South Carolina is famous for fireworks. Stands, tents, outlets, and warehouses along the interstate sell bottle rockets, sparklers, and Roman candles of all shapes and sizes to people excited about celebrating the upcoming holiday. South Carolina permits the sale and use of nearly all consumer-grade fireworks, making it one of the most firework-friendly states in the nation; visitors from surrounding states often cross the border just to purchase fireworks because they are banned in North Carolina and Georgia.
It is estimated that over $600 million is spent on consumer fireworks each year in the U.S., and the Fourth of July is the most popular holiday for the purchase of fireworks. The average family spends a couple hundred dollars on fireworks each Independence Day. Some spend as little as $20 to $30; some go all in with a $2,000 to $10,000 budget on a backyard display. Many of the more expensive sets of fireworks are also more dangerous. These include the 500 Gram Cakes - each containing the legal limit of pyrotechnic material - which shoot high into the air and produce hot, bright explosions. These large sets of fireworks can cost as much as $300 per cake.
Another unfortunate and often unexpected expense is a large medical bill after a fireworks mishap . FEMA estimates about 8,600 people visited the emergency room for firework-related injuries in 2010. Too often, these explosive materials are handled improperly and result in blindness or loss of limbs. While firecrackers, bottle rockets, and sparklers are the main source of these types of injuries, all types of fireworks legally available in South Carolina have caused serious injury - even death. More than half of all fireworks injuries involve the fingers, hands, and arms as people mistakenly try to re-ignite or pick up "dud" fireworks. Hospitalization for fireworks injuries can cost several thousands of dollars; hundreds of thousands if a limb must be amputated.
To stay safe this July 4th, here are a few fireworks safety tips:
- Do not allow children to handle or play with fireworks.
- Do not, under any circumstances, try to re-light or pick up a "dud" firework that does not go off.
- Do not attempt to create or light homemade or illegal fireworks.
- Always have a source of water - a bucket or hose - to put out any flames or fuses.
- Light fireworks one at a time, and quickly step back to a safe distance until the firework goes off.
- Do not aim or throw fireworks in the general direction of other people, animals, trees/bushes, or houses.
- Do not light fireworks in your hand - place them on the ground before lighting the fuse.
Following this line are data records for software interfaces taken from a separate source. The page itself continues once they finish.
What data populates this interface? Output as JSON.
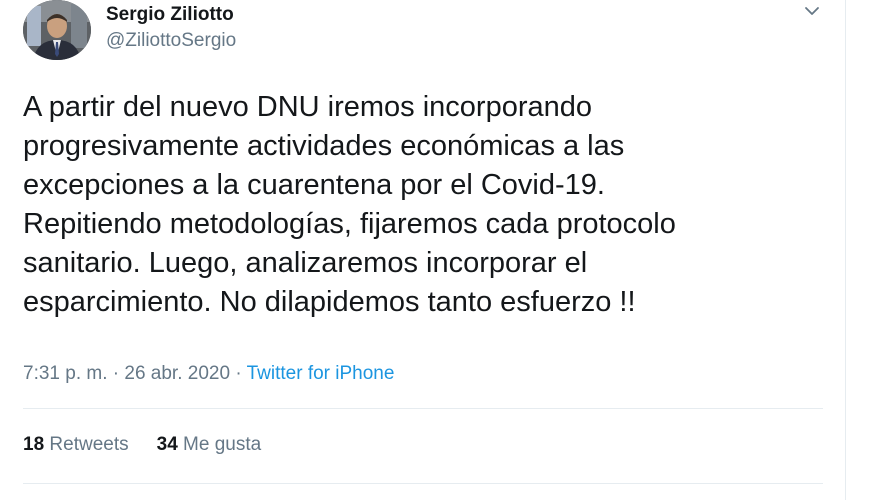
{
  "author": {
    "name": "Sergio Ziliotto",
    "handle": "@ZiliottoSergio"
  },
  "tweet": {
    "text": "A partir del nuevo DNU iremos incorporando\nprogresivamente actividades económicas a las\nexcepciones a la cuarentena por el Covid-19.\nRepitiendo metodologías, fijaremos cada protocolo\nsanitario. Luego, analizaremos incorporar el\nesparcimiento. No dilapidemos tanto esfuerzo !!"
  },
  "meta": {
    "time": "7:31 p. m.",
    "separator": " · ",
    "date": "26 abr. 2020",
    "source": "Twitter for iPhone"
  },
  "stats": {
    "retweets_count": "18",
    "retweets_label": "Retweets",
    "likes_count": "34",
    "likes_label": "Me gusta"
  },
  "icons": {
    "menu": "chevron-down-icon"
  },
  "colors": {
    "text": "#14171a",
    "secondary": "#657786",
    "link": "#1b95e0",
    "divider": "#e6ecf0"
  }
}
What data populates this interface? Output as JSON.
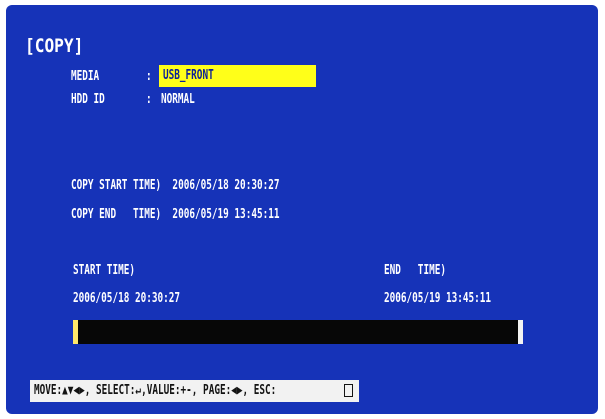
{
  "screen": {
    "title": "[COPY]",
    "media_label": "MEDIA",
    "media_colon": ":",
    "media_value": "USB_FRONT",
    "hdd_label": "HDD ID",
    "hdd_colon": ":",
    "hdd_value": "NORMAL",
    "copy_start_line": "COPY START TIME)  2006/05/18 20:30:27",
    "copy_end_line": "COPY END   TIME)  2006/05/19 13:45:11",
    "start_time_label": "START TIME)",
    "end_time_label": "END   TIME)",
    "start_time_value": "2006/05/18 20:30:27",
    "end_time_value": "2006/05/19 13:45:11",
    "help_text": "MOVE:▲▼◀▶, SELECT:↵,VALUE:+-, PAGE:◀▶, ESC:"
  },
  "colors": {
    "background": "#1633b8",
    "highlight": "#ffff19",
    "timeline": "#070707"
  },
  "icons": {
    "esc": "esc-key-icon"
  }
}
- Soak all fireworks in a bucket of water before discarding them in a trash can.
The legal team at George Sink, P.A. Injury Lawyers wishes you a Happy Independence Day! Stay safe!